13th of Shevat, 5740
January 31, 1980
Brooklyn, N.Y.

President Jimmy Carter
The White House

Greeting and Blessing:

I appreciate very much your gracious and thoughtful felicitations, conveyed in your letter of January 28, 1980. Your warm sentiments are most encouraging to me and to the movement which I have been privileged to head these past thirty years.

Ever since our two-centuries-young Chabad-Lubavitch movement made its headquarters in this blessed country forty years ago, then under the leadership of my illustrious predecessor of saintly memory, it has found a most fertile soil for its dedicated services in the cause of religious, educational and cultural advancement in many states of the Union from coast to coast. And may I add that your personal commitment to the ideals of morality and justice, human rights, and the upgrading of education has greatly enhanced the conducive and stimulating climate for all positive forces working for a better human society, not only in this country but also abroad, wherever American influence and practical aid make their impact.

I heartily reciprocate your good wishes, and hope and pray that the Eternal continue to bestow His blessings on you and your family, and grant you health and vigor to meet the challenges and opportunities of your exalted office for the true benefit of all dwellers in this great country, as well as for the benefit of humanity at large, in the fullest measure both materially and spiritually.

I also take this opportunity of expressing to you my genuine gratification at your personal participation in the ceremony of lighting the Chanukah Candelabra in front of the White House.

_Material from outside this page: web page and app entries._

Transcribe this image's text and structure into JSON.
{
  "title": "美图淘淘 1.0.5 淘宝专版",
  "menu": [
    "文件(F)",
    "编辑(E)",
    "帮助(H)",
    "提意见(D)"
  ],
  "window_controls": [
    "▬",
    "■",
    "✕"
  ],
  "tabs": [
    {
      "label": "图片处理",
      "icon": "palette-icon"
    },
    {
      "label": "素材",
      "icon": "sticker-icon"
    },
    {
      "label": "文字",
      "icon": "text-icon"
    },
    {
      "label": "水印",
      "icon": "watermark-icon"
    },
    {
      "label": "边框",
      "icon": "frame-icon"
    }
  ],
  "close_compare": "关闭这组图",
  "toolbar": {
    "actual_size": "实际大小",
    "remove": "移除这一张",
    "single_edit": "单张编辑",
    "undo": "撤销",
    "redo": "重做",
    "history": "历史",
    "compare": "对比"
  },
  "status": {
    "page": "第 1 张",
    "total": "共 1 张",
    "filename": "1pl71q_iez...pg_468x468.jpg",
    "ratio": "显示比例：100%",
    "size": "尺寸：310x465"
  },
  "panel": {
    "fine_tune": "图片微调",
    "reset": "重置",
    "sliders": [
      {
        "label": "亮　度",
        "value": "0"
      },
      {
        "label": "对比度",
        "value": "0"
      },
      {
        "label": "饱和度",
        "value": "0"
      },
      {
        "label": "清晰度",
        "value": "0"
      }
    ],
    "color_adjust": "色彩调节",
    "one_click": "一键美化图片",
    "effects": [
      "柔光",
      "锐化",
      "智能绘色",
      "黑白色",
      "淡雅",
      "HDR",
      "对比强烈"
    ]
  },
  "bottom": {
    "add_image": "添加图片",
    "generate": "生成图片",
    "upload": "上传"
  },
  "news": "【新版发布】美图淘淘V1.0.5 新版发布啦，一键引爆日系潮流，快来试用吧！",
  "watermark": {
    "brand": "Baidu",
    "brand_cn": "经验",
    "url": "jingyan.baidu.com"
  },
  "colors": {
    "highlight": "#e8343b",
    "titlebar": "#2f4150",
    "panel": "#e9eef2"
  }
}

The symbol of light is universal for all people on earth, Jews and non-Jews. The intrinsic power of light, in that even a small light dispels a lot of darkness, is surely a source of inspiration to all men of good will with its eternal message of the eventual triumph of all that is good and bright in human life.

With esteem and blessing,